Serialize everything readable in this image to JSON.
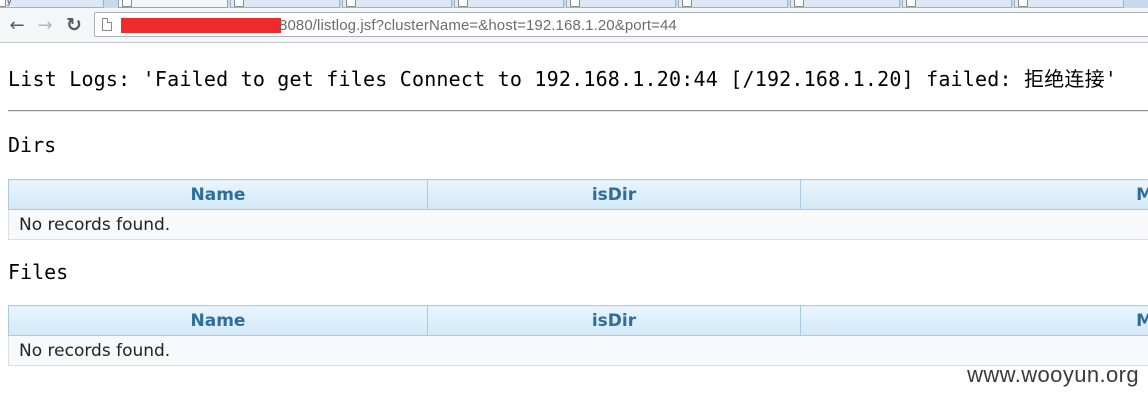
{
  "browser": {
    "tabs": [
      {
        "title": "y"
      },
      {
        "title": ""
      },
      {
        "title": ""
      },
      {
        "title": ""
      },
      {
        "title": ""
      },
      {
        "title": ""
      },
      {
        "title": ""
      },
      {
        "title": ""
      },
      {
        "title": ""
      },
      {
        "title": ""
      }
    ],
    "back_icon": "arrow-left-icon",
    "forward_icon": "arrow-right-icon",
    "reload_icon": "reload-icon",
    "url_visible": "8080/listlog.jsf?clusterName=&host=192.168.1.20&port=44"
  },
  "page": {
    "heading": "List Logs: 'Failed to get files Connect to 192.168.1.20:44 [/192.168.1.20] failed: 拒绝连接'",
    "dirs_section": {
      "title": "Dirs",
      "columns": [
        "Name",
        "isDir",
        "M"
      ],
      "empty_message": "No records found."
    },
    "files_section": {
      "title": "Files",
      "columns": [
        "Name",
        "isDir",
        "M"
      ],
      "empty_message": "No records found."
    }
  },
  "watermark": "www.wooyun.org",
  "colors": {
    "redaction": "#ee2a2a",
    "grid_header_text": "#2e6e9e",
    "grid_header_border": "#a8cbe4"
  }
}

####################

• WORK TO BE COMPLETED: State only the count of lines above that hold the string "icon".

• EXERCISE SOLUTION: 3